DB: I came up with 26 different characters, one for each letter of the alphabet. It was difficult figuring them all out. I wound up thinking about cliques and archetypes. It works because that’s how high school works. I knew I needed a group of jocks, competing overachievers, drama kids, religious zealots, and politically inclined kids. Then I thought about what each might say and hide, what they might admit and what they might deny even after death. I wanted it to be like Spoon River Anthology by Edgar Lee Masters. And just like when I read Masters’s work, writing Vigil required a lot of going back to what was already said. Depth is revealed as each character talks about the others. Ultimately, the 26 voices come together in a conclusion that sings like Whitman—that’s the 27th voice.
AG: And that’s you, the teacher?
DB: I wouldn’t say it’s me. I mean, there’s part of me in that character. But there’s part of me in every character I write.
If you or anyone you know struggles to talk to children about school shootings, please see advice from the American Psychological Association or call one of its crisis hotlines.

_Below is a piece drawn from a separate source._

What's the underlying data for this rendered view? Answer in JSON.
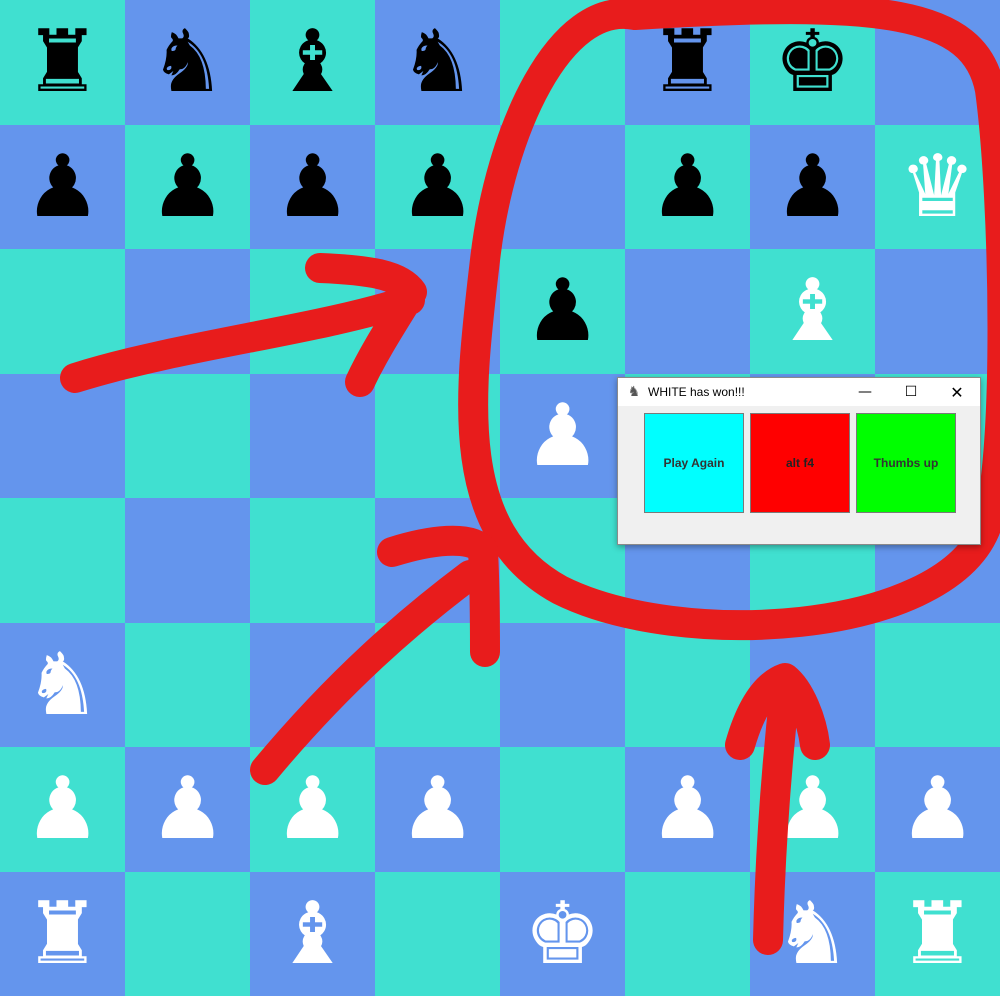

Dudgrick Bevins is an interdisciplinary artist from the North Georgia mountains. He studied English Education, American Studies, and Gender Studies before taking the underground queer railroad north to New York City. He lives with his partner, a fellow artist and writer, and a small woodland spirit named Hada. He teaches a variety of high school seminar courses and creative writing.
Adam Garnett is a poet, educator, and freethinker from Boston, Massachusetts. He currently teaches interdisciplinary art courses in Harlem, NY.
Text copyright © Adam Garnett and Dudgrick Bevins